That bad news typically commands more attention than good is an observation as old as the media industry itself, and recent reports regarding the activities of Nigerians outside the country merely underscore the continued accuracy of this observation. Three weeks ago, Nigerians at home and abroad reacted with pride to international media reports on the exploits of eight-year-old Tanitoluwa Adewumi, who, while living with his refugee parents in a homeless shelter, won the New York State Scholastic Chess Championships. The chess prodigy’s parents had fled their home in northern Nigerian in 2017 as Boko Haram launched a spate of ferocious attacks on official and civilian targets.
Nigerians’ celebrations of the good news of master Adewumi’s exploits in New York were cut short following media reports last week that the oil-rich Kingdom of Saudi Arabia had executed a Nigerian woman, Kudirat Afolabi, a widow and mother of two, after a trial for drug-related crimes. Also executed on the same day in the holy city of Mecca were two Pakistani men and a Yemen national. As it happens, the shock of Afolabi’s execution had hardly subsided when reports came in of the arrest of five Nigerians (Chimuanya Emmanuel Ozoh, Benjamin Nwachukwu Ajah, Kingsley Ikenna Ngoka, Tochukwu Leonard Alisi, and Chile Micah Ndunagu) for allegedly robbing a bureau de change operator of Dhs 2.3 million (N225.4 million) in Sharjah, a United Arab Emirates (UAE) city on the Arabian Gulf. Following this incident, the UAE authorities allegedly announced that Nigerian travelers are no longer eligible for the popular three-month UAE tourist visa. This report has however been denied.
The reaction of Senior Special Assistant to the President on Foreign Affairs and Diaspora, Honourable Abike Dabiri-Erewa, to the execution of Afolabi by the Saudi state epitomises the general perplexity of Nigerians.
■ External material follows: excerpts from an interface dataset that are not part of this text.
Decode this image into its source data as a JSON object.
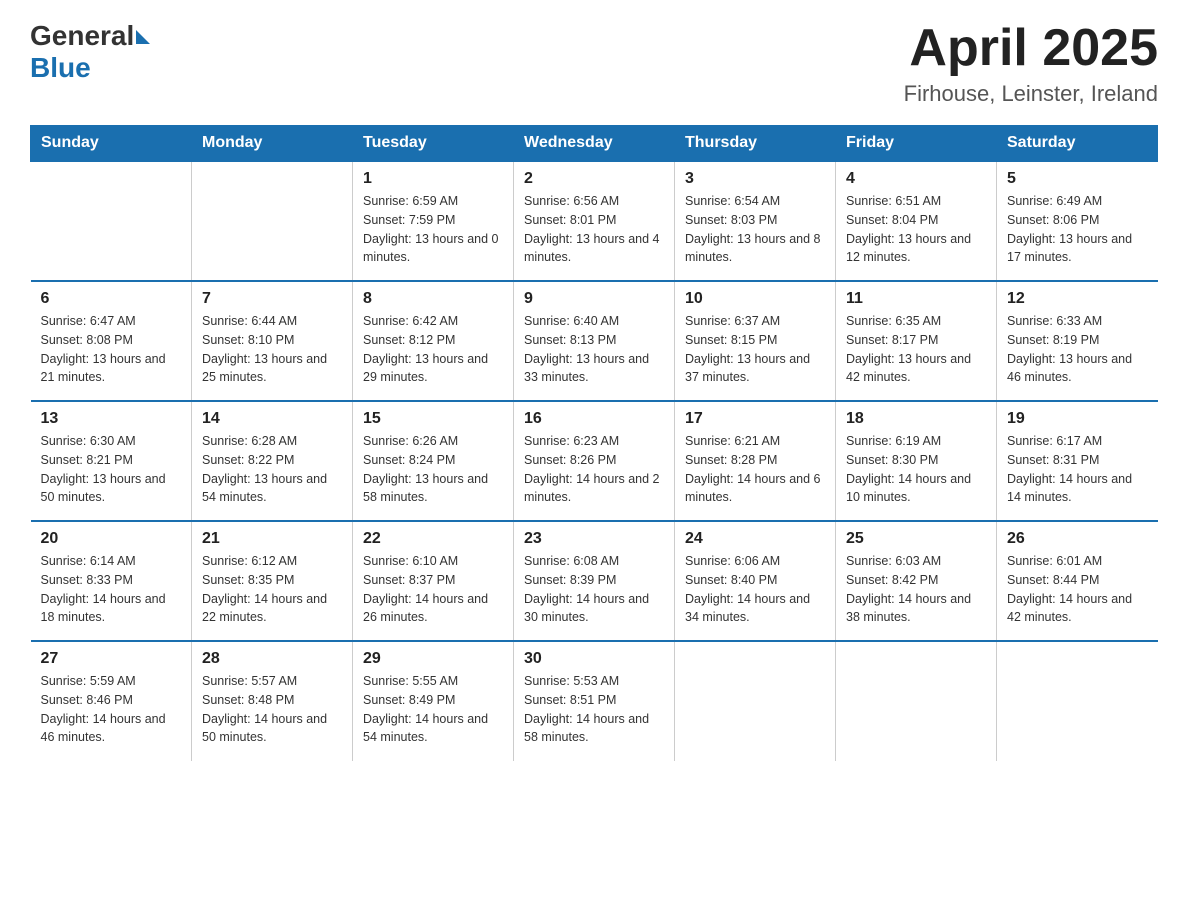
{
  "header": {
    "logo": {
      "general": "General",
      "blue": "Blue",
      "triangle": true
    },
    "title": "April 2025",
    "subtitle": "Firhouse, Leinster, Ireland"
  },
  "calendar": {
    "days_of_week": [
      "Sunday",
      "Monday",
      "Tuesday",
      "Wednesday",
      "Thursday",
      "Friday",
      "Saturday"
    ],
    "weeks": [
      [
        {
          "day": "",
          "sunrise": "",
          "sunset": "",
          "daylight": ""
        },
        {
          "day": "",
          "sunrise": "",
          "sunset": "",
          "daylight": ""
        },
        {
          "day": "1",
          "sunrise": "Sunrise: 6:59 AM",
          "sunset": "Sunset: 7:59 PM",
          "daylight": "Daylight: 13 hours and 0 minutes."
        },
        {
          "day": "2",
          "sunrise": "Sunrise: 6:56 AM",
          "sunset": "Sunset: 8:01 PM",
          "daylight": "Daylight: 13 hours and 4 minutes."
        },
        {
          "day": "3",
          "sunrise": "Sunrise: 6:54 AM",
          "sunset": "Sunset: 8:03 PM",
          "daylight": "Daylight: 13 hours and 8 minutes."
        },
        {
          "day": "4",
          "sunrise": "Sunrise: 6:51 AM",
          "sunset": "Sunset: 8:04 PM",
          "daylight": "Daylight: 13 hours and 12 minutes."
        },
        {
          "day": "5",
          "sunrise": "Sunrise: 6:49 AM",
          "sunset": "Sunset: 8:06 PM",
          "daylight": "Daylight: 13 hours and 17 minutes."
        }
      ],
      [
        {
          "day": "6",
          "sunrise": "Sunrise: 6:47 AM",
          "sunset": "Sunset: 8:08 PM",
          "daylight": "Daylight: 13 hours and 21 minutes."
        },
        {
          "day": "7",
          "sunrise": "Sunrise: 6:44 AM",
          "sunset": "Sunset: 8:10 PM",
          "daylight": "Daylight: 13 hours and 25 minutes."
        },
        {
          "day": "8",
          "sunrise": "Sunrise: 6:42 AM",
          "sunset": "Sunset: 8:12 PM",
          "daylight": "Daylight: 13 hours and 29 minutes."
        },
        {
          "day": "9",
          "sunrise": "Sunrise: 6:40 AM",
          "sunset": "Sunset: 8:13 PM",
          "daylight": "Daylight: 13 hours and 33 minutes."
        },
        {
          "day": "10",
          "sunrise": "Sunrise: 6:37 AM",
          "sunset": "Sunset: 8:15 PM",
          "daylight": "Daylight: 13 hours and 37 minutes."
        },
        {
          "day": "11",
          "sunrise": "Sunrise: 6:35 AM",
          "sunset": "Sunset: 8:17 PM",
          "daylight": "Daylight: 13 hours and 42 minutes."
        },
        {
          "day": "12",
          "sunrise": "Sunrise: 6:33 AM",
          "sunset": "Sunset: 8:19 PM",
          "daylight": "Daylight: 13 hours and 46 minutes."
        }
      ],
      [
        {
          "day": "13",
          "sunrise": "Sunrise: 6:30 AM",
          "sunset": "Sunset: 8:21 PM",
          "daylight": "Daylight: 13 hours and 50 minutes."
        },
        {
          "day": "14",
          "sunrise": "Sunrise: 6:28 AM",
          "sunset": "Sunset: 8:22 PM",
          "daylight": "Daylight: 13 hours and 54 minutes."
        },
        {
          "day": "15",
          "sunrise": "Sunrise: 6:26 AM",
          "sunset": "Sunset: 8:24 PM",
          "daylight": "Daylight: 13 hours and 58 minutes."
        },
        {
          "day": "16",
          "sunrise": "Sunrise: 6:23 AM",
          "sunset": "Sunset: 8:26 PM",
          "daylight": "Daylight: 14 hours and 2 minutes."
        },
        {
          "day": "17",
          "sunrise": "Sunrise: 6:21 AM",
          "sunset": "Sunset: 8:28 PM",
          "daylight": "Daylight: 14 hours and 6 minutes."
        },
        {
          "day": "18",
          "sunrise": "Sunrise: 6:19 AM",
          "sunset": "Sunset: 8:30 PM",
          "daylight": "Daylight: 14 hours and 10 minutes."
        },
        {
          "day": "19",
          "sunrise": "Sunrise: 6:17 AM",
          "sunset": "Sunset: 8:31 PM",
          "daylight": "Daylight: 14 hours and 14 minutes."
        }
      ],
      [
        {
          "day": "20",
          "sunrise": "Sunrise: 6:14 AM",
          "sunset": "Sunset: 8:33 PM",
          "daylight": "Daylight: 14 hours and 18 minutes."
        },
        {
          "day": "21",
          "sunrise": "Sunrise: 6:12 AM",
          "sunset": "Sunset: 8:35 PM",
          "daylight": "Daylight: 14 hours and 22 minutes."
        },
        {
          "day": "22",
          "sunrise": "Sunrise: 6:10 AM",
          "sunset": "Sunset: 8:37 PM",
          "daylight": "Daylight: 14 hours and 26 minutes."
        },
        {
          "day": "23",
          "sunrise": "Sunrise: 6:08 AM",
          "sunset": "Sunset: 8:39 PM",
          "daylight": "Daylight: 14 hours and 30 minutes."
        },
        {
          "day": "24",
          "sunrise": "Sunrise: 6:06 AM",
          "sunset": "Sunset: 8:40 PM",
          "daylight": "Daylight: 14 hours and 34 minutes."
        },
        {
          "day": "25",
          "sunrise": "Sunrise: 6:03 AM",
          "sunset": "Sunset: 8:42 PM",
          "daylight": "Daylight: 14 hours and 38 minutes."
        },
        {
          "day": "26",
          "sunrise": "Sunrise: 6:01 AM",
          "sunset": "Sunset: 8:44 PM",
          "daylight": "Daylight: 14 hours and 42 minutes."
        }
      ],
      [
        {
          "day": "27",
          "sunrise": "Sunrise: 5:59 AM",
          "sunset": "Sunset: 8:46 PM",
          "daylight": "Daylight: 14 hours and 46 minutes."
        },
        {
          "day": "28",
          "sunrise": "Sunrise: 5:57 AM",
          "sunset": "Sunset: 8:48 PM",
          "daylight": "Daylight: 14 hours and 50 minutes."
        },
        {
          "day": "29",
          "sunrise": "Sunrise: 5:55 AM",
          "sunset": "Sunset: 8:49 PM",
          "daylight": "Daylight: 14 hours and 54 minutes."
        },
        {
          "day": "30",
          "sunrise": "Sunrise: 5:53 AM",
          "sunset": "Sunset: 8:51 PM",
          "daylight": "Daylight: 14 hours and 58 minutes."
        },
        {
          "day": "",
          "sunrise": "",
          "sunset": "",
          "daylight": ""
        },
        {
          "day": "",
          "sunrise": "",
          "sunset": "",
          "daylight": ""
        },
        {
          "day": "",
          "sunrise": "",
          "sunset": "",
          "daylight": ""
        }
      ]
    ]
  }
}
In a statement signed by her Senior Assistant on Media, Abdur-Rahman Balogun, Abike-Erewa appealed to the Saudi authorities to “temper justice with mercy especially on offences that carry capital punishment,” even as she enjoined Nigerians in Saudi Arabia and elsewhere to avoid criminality and “be good ambassadors” of the country.
Dabiri-Erewa is clearly hamstrung as she cannot ask another country not to implement its laws. What she can do, and something that her statement already gestures at, is insist that court cases involving Nigerians comply with international legal standards, which means, inter alia, access to legal representation for the accused. Several human rights organisations, including Human Rights Watch, have had occasions to express reservations about the opacity of the Saudi legal process. In addition to insisting on fair and transparent trial for Nigerians, we urge Dabiri-Erewa’s office to embark on a public enlightenment campaign to educate Nigerian travellers on the need to be sensitive to the varying norms and legal cultures in different countries around the world. Such a campaign might not deter hardened criminals, but it might sow a welcome seed of doubt in the minds of young men and women whose ignorance makes them susceptible to recruitment by criminal gangs.
At all events, it doesn’t require a degree in sociology to see that these reports — the good, the bad, and the ugly — have common roots and evoke a common set of questions on the state of affairs in today’s Nigeria. A combination of widespread insecurity and a get-rich-quick mentality fostered by a dearth of social opportunity has created a generation of Nigerians who are compelled to either seek greener pastures abroad (master Adewumi and his parents in exile) or take their chances outside the law. The nation is confronted with a crisis that exists beyond the scope and capacity of the office of the Senior Special Assistant to the President on Foreign Affairs and Diaspora. It needs to act decisively.